[Start of section]

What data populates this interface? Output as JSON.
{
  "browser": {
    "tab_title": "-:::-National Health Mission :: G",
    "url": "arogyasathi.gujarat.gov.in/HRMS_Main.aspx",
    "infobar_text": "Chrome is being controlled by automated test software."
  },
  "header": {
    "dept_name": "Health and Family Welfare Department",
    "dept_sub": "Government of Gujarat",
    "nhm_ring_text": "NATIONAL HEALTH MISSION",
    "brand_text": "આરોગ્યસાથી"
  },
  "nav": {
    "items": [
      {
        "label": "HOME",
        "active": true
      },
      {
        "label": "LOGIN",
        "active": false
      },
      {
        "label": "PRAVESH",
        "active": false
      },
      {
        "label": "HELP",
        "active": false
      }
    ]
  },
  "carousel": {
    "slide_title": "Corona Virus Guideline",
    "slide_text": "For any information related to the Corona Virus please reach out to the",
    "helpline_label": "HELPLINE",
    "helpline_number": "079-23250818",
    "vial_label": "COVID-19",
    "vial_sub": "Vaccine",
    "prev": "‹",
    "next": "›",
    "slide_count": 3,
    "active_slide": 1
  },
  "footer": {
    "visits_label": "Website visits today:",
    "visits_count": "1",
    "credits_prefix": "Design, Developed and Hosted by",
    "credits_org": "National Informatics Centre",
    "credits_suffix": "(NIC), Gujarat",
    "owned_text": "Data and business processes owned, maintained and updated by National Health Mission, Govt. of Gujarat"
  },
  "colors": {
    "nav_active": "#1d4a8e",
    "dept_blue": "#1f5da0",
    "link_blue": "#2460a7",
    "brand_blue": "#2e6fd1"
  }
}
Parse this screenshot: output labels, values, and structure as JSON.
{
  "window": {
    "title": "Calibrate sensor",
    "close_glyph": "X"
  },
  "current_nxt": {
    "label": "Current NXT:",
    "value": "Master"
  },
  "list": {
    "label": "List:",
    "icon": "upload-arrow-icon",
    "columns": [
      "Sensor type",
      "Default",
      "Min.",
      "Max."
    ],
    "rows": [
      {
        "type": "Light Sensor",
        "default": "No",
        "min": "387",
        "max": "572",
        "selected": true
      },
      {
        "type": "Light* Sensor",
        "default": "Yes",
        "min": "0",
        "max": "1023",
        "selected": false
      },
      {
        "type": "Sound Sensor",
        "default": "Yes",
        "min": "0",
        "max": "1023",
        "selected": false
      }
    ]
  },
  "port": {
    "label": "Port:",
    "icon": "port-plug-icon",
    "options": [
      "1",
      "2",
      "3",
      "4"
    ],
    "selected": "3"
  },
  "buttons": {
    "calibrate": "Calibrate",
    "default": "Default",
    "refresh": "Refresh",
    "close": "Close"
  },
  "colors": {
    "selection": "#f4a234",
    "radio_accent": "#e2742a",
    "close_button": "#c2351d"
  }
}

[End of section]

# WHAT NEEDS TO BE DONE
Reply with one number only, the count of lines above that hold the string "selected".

# RESPONSE FOR THIS EXERCISE
4